A recent ruling won by DeBofsky, Sherman & Casciari, Curtis v. Hartford Life & Acc.Ins.Co., 2014 WL 485233 (N.D.Ill. August 20, 2014) illustrates the importance of considering the combined impact of more than one medical condition in determining disability. Cindy Curtis, a former operating room nurse at Lurie Children's Memorial Hospital in Chicago, became disabled in 2007 due to musculoskeletal impairments of the back, knees and shoulders suffered in car accidents, along with fibromyalgia and myofascial pain throughout her body. She filed a claim for long-term disability insurance with Hartford, which provided group disability coverage through her employer. Hartford approved the claim and paid benefits under the own occupation definition of disability that covered the first 24 months of payments. However, two years later Hartford discontinued Curtis's benefits, finding that she did not meet the "any occupation" definition of disability that became effective on that date. In the key portion of the ruling, the court emphasized that "even if none of her impairments in isolation necessarily compel a finding in [Curtis's] favor," the co-morbidity of her impairments had to be considered in combination in assessing disability.
A recent DeBofsky, Sherman & Casciari victory, Cheney v. Standard Ins.Co., 2014 WL 4259861 (N.D.Ill. August 28, 2014) illustrates the concept of being disabled while still working and thus qualifying for disability insurance benefits.
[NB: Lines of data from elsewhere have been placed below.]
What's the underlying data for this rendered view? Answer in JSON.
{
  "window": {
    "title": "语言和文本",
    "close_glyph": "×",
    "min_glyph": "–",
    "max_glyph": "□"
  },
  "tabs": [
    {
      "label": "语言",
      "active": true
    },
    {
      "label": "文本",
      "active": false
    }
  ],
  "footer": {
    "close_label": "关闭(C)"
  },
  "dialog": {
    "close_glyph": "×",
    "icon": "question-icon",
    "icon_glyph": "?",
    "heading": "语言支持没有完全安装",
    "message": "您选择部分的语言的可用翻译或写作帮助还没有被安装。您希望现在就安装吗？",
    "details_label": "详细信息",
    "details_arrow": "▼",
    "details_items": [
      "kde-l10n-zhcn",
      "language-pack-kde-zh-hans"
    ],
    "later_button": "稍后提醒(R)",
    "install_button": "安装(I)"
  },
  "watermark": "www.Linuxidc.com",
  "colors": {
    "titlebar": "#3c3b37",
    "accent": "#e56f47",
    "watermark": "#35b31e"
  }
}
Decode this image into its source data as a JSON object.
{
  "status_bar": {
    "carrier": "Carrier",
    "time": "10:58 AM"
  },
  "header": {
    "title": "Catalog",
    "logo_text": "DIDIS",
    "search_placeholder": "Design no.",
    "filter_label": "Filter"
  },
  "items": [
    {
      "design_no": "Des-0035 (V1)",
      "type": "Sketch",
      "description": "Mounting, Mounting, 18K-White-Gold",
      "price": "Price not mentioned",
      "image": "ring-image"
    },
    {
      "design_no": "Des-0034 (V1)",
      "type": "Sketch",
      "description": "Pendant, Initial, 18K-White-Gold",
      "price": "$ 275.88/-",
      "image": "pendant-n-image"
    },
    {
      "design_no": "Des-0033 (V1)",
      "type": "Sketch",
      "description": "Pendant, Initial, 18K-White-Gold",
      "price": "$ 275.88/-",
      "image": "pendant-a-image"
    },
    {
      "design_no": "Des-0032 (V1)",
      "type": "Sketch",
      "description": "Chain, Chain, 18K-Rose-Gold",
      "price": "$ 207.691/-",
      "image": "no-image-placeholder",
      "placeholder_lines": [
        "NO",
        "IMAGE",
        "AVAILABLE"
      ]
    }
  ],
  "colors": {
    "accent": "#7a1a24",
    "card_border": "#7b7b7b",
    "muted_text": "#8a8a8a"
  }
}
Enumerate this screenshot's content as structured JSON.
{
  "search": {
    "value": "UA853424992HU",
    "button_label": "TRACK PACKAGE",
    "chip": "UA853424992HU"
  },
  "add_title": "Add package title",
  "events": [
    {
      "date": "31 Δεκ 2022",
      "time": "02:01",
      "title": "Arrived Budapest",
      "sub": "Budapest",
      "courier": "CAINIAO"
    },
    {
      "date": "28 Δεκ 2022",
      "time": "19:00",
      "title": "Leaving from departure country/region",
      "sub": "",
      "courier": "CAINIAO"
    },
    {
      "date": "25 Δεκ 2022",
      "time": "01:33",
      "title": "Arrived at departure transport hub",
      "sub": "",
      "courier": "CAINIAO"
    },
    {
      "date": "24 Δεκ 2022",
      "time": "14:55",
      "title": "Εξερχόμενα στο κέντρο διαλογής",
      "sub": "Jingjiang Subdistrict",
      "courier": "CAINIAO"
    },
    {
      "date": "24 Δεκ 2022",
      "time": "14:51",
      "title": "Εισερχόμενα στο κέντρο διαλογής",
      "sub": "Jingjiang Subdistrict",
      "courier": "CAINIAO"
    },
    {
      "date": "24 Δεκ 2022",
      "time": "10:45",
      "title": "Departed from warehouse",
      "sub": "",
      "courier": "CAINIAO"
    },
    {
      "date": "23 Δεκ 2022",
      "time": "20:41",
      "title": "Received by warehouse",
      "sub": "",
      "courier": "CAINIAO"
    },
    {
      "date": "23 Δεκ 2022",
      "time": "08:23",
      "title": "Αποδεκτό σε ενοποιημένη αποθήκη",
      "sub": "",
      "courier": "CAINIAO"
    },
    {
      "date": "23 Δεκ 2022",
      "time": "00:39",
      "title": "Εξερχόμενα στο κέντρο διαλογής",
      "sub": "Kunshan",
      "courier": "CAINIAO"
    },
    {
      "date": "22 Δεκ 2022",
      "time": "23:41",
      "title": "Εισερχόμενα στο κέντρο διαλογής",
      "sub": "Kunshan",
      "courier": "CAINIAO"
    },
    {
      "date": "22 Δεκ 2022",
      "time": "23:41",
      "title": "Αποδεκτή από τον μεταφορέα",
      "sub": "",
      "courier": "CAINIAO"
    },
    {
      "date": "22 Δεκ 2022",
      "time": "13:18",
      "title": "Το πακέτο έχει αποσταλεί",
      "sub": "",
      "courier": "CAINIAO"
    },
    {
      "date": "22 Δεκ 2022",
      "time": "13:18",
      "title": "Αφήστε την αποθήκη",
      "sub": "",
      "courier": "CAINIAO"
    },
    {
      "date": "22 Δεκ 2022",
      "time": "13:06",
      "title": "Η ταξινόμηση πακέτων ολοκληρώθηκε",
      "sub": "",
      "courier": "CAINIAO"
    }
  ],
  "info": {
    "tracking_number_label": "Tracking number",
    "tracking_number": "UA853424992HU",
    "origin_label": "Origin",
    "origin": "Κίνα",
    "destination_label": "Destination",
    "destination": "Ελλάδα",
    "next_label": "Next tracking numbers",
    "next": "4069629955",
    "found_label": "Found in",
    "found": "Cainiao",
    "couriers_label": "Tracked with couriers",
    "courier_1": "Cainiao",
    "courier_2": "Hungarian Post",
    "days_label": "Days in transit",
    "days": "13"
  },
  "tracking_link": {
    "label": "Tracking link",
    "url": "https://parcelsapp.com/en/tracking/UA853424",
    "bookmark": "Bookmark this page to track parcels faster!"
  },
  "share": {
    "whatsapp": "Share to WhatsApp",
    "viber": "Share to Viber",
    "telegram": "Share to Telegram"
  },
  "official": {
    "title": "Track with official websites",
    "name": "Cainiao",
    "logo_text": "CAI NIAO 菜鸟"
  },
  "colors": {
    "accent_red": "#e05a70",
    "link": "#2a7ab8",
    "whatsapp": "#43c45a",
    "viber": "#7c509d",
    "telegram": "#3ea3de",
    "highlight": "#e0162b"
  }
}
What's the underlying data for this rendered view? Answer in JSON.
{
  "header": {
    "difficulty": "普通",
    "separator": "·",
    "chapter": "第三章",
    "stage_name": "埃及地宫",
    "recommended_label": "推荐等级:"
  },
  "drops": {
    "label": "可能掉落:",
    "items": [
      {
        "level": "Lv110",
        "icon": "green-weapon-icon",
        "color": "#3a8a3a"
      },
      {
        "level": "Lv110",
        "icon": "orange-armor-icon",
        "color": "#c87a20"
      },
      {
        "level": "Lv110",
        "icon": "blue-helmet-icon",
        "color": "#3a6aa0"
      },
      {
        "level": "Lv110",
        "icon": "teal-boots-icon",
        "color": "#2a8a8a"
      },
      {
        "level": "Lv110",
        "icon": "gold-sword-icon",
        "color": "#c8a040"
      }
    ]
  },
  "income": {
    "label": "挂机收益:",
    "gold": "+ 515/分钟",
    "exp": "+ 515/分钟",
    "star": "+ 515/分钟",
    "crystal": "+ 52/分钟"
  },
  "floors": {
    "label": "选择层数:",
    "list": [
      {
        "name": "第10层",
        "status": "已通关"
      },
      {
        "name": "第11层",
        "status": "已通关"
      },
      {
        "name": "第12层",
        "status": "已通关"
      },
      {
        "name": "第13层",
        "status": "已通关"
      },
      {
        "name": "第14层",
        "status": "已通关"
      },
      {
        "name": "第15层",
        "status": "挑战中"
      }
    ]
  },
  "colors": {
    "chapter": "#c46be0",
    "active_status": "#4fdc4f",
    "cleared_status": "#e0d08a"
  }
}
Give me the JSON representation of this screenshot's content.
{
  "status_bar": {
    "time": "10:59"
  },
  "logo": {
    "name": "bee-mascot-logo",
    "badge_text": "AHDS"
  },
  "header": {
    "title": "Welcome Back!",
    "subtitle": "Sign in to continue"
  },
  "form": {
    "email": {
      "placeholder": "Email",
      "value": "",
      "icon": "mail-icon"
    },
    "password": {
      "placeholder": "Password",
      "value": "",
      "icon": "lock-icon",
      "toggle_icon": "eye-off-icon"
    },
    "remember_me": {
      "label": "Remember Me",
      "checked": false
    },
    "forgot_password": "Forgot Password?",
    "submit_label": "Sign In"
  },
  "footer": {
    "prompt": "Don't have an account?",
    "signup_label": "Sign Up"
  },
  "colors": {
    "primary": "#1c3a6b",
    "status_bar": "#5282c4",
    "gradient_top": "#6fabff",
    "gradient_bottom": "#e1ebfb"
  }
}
The plaintiff, Carole Cheney, was a non-equity partner at the law firm of Kirkland & Ellis, LLP who specialized in appellate and commercial litigation. After struggling with neck and back pain for years and receiving workplace ergonomic accommodations that ultimately failed to enable her to keep working in the office, Cheney began working from home most days beginning in 2003. Ultimately, though, she had to stop working after December 19, 2011; and she took an approved leave of absence from her law firm beginning January 3, 2012 to pursue treatment for her back pain, ultimately undergoing major spine surgery a few months later. Although Cheney's disability insurer, Standard Insurance Company, maintained that Cheney's coverage ended when she ceased working, the court ruled otherwise based on the policy language, which continues coverage after the cessation of active work during a leave of absence. Thus, Cheney qualified for benefits even though her date of disability did not commence until shortly before she underwent surgery.